What Is a Cooperative Divorce?
You may be wondering what a cooperative divorce is.
Read on to learn more.
Cooperative Divorce Definition
A cooperative divorce is more difficult to define than other types of divorce like litigation, collaborative divorce, and mediation. We use “cooperative divorce” to describe an approach we take in some divorces rather than a formal, documented process. It’s technically a litigation, but shares some characteristics of a collaborative divorce, with some notable and important differences. Sometimes we also refer to cooperative divorces as “small ‘c’ collaboratives.”
Read: ADR & Divorce
Read:Settlement & Divorce
Cooperative vs. Collaborative Divorce
A collaborative divorce is a type of alternative dispute resolution (ADR). Although every collaborative is unique, the process is well developed, documented, and organized. For example, there are many entities dedicated to collaborative practice, including the International Academy of Collaborative Professionals (IACP).
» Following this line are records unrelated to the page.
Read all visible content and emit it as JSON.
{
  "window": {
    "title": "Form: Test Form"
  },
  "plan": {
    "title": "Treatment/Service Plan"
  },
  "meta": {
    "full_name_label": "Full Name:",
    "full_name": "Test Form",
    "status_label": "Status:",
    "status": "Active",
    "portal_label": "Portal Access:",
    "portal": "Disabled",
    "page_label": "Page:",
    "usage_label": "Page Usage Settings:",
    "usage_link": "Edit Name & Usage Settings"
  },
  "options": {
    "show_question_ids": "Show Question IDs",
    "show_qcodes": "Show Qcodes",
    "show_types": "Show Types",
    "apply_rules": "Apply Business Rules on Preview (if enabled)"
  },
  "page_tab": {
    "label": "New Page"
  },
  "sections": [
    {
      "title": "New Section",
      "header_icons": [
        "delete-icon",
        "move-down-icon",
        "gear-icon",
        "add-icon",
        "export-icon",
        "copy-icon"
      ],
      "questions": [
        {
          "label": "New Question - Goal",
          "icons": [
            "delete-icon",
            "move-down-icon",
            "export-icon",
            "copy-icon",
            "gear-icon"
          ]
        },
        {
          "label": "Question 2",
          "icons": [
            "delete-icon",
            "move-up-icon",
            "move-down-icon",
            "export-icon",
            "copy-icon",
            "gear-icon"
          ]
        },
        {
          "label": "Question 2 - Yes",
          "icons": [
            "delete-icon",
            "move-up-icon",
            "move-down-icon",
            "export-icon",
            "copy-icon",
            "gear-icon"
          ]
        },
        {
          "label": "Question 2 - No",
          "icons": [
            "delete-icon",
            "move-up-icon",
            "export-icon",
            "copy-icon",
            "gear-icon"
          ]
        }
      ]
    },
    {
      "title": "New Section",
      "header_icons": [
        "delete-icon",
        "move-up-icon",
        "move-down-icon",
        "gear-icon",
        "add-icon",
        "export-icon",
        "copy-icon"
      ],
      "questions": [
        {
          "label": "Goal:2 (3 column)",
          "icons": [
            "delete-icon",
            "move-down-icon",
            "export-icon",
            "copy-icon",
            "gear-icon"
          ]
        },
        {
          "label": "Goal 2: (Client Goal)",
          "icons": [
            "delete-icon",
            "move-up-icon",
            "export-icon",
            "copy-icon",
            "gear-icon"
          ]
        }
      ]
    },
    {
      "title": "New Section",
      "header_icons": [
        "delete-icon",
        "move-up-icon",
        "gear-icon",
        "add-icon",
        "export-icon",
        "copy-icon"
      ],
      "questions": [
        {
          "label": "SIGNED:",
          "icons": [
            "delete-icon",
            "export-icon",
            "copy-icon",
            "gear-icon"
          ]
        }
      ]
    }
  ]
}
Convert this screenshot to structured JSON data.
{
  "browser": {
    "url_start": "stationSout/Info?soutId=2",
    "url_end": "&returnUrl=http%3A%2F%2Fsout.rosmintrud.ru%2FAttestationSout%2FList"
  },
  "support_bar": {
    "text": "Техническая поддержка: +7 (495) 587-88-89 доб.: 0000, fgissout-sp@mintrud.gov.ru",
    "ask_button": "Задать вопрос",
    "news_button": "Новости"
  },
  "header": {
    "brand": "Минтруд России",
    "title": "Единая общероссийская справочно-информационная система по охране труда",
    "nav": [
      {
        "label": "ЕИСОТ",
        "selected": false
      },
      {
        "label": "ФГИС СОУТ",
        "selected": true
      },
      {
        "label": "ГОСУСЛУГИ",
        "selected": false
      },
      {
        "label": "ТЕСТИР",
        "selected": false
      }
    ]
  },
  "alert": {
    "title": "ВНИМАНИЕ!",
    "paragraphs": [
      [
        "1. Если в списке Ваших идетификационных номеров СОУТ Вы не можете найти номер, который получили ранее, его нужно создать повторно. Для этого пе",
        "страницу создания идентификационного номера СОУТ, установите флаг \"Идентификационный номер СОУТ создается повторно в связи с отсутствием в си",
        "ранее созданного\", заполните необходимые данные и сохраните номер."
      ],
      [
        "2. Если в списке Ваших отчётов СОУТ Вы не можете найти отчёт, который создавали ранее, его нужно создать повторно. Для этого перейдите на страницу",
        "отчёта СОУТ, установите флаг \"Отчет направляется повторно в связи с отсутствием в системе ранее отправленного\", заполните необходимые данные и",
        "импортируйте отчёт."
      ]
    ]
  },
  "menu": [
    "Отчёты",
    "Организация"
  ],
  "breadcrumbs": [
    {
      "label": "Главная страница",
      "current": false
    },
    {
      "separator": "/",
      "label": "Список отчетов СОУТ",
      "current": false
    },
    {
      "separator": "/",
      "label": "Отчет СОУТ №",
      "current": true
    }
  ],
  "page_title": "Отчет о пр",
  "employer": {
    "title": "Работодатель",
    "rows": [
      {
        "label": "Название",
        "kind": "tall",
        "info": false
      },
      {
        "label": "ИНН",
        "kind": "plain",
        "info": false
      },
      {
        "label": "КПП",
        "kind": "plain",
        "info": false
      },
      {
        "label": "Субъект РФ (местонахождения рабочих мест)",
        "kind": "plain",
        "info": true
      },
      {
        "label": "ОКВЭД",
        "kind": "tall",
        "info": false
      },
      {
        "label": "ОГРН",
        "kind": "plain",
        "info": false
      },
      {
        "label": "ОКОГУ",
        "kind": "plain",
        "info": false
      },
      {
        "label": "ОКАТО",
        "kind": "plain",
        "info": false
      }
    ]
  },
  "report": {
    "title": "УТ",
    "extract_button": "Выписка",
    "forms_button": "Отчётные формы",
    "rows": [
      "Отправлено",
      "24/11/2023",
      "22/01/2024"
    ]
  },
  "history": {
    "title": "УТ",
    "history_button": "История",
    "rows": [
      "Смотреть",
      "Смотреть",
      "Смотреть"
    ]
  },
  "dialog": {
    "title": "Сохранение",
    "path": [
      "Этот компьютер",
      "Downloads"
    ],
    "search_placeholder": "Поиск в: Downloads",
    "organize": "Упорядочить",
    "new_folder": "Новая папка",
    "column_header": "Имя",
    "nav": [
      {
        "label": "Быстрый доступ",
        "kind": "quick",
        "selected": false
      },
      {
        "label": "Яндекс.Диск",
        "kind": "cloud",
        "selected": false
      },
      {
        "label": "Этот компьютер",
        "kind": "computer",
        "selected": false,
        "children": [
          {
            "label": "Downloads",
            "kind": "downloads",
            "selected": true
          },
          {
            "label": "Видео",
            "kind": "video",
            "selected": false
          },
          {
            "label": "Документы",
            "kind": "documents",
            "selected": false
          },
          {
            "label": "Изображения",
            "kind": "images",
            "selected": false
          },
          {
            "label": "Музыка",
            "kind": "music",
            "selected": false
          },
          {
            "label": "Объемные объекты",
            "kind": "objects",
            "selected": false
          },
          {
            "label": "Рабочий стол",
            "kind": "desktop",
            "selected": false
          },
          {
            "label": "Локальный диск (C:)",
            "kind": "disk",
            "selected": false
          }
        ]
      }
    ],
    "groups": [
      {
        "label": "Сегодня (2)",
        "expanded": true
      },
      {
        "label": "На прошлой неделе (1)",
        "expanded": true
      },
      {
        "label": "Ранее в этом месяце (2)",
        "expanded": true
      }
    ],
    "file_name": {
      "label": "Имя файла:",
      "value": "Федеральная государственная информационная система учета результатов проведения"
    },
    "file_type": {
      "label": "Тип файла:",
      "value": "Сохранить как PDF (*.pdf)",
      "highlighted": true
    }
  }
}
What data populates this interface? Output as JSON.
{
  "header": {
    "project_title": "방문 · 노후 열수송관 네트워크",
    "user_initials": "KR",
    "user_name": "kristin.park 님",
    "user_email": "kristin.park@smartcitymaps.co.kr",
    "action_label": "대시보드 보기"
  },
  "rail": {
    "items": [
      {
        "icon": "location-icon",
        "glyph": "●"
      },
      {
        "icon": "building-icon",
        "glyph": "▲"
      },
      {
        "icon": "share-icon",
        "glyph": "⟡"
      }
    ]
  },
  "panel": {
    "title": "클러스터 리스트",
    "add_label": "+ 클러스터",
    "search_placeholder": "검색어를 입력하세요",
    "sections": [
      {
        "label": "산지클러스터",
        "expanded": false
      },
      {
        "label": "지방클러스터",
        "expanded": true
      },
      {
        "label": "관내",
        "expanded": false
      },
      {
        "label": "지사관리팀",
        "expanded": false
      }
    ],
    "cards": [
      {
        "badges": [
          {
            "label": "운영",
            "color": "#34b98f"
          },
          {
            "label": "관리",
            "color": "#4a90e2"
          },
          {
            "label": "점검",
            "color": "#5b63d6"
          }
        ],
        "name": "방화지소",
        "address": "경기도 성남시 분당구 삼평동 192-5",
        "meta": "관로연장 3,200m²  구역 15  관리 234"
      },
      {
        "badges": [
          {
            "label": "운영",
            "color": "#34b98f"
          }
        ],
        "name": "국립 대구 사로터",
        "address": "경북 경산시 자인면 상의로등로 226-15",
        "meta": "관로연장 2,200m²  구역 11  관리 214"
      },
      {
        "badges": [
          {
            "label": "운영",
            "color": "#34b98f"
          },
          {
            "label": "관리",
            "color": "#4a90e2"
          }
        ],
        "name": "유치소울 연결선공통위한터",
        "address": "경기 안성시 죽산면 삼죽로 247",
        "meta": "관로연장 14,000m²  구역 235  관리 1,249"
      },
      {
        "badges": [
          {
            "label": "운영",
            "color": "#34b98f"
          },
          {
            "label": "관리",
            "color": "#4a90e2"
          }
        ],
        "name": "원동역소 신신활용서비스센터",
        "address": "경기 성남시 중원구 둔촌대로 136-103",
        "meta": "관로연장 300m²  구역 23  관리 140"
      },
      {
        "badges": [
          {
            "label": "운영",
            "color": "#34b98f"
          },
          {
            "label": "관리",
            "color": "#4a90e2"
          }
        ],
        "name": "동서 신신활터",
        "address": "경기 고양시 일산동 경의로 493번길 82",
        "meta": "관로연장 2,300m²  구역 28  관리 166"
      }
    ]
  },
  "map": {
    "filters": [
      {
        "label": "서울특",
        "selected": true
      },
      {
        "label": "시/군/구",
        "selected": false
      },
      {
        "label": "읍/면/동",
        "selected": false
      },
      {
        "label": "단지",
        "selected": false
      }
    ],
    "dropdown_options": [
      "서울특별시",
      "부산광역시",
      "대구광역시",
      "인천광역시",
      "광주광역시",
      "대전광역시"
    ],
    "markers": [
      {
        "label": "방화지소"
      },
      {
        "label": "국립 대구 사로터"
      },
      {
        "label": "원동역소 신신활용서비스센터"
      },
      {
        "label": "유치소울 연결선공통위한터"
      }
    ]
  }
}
Generally speaking, in a collaborative process, lawyers do not formally filed with the court until after the spouses have reached a full settlement agreement. In a Connecticut collaborative divorce, the spouses and the members of their collaborative team sign a collaborative contract in which they commit to the collaborative process. As part of that contract, the spouses commit not to turn or threaten to turn to the court to resolve their disputes. They also agree that their collaborative attorneys will not represent them in a divorce litigation if they aren’t able to come to a full settlement agreement in the collaborative process.
The main difference between Connecticut cooperative and collaborative divorces is that the parties do not sign a participation agreement in a cooperative. Accordingly, the parties do not agree to commit to the collaborative process, and don’t agree that to retain new lawyers in the event the process conclude early.
Connecticut Cooperative Divorce Process
We use the “cooperative” label for all types of divorces where both sides share an intent to avoid high conflict litigation. Sometimes there are four way meetings that feel like collaborative team meetings. Sometimes lawyers suggest neutral professionals to assist with finances or parenting.
For more information about Connecticut divorce and family law, check out our Divorce Information and Facts. If you have questions or want to learn more about how our team of divorce attorneys can help you, please contact us here.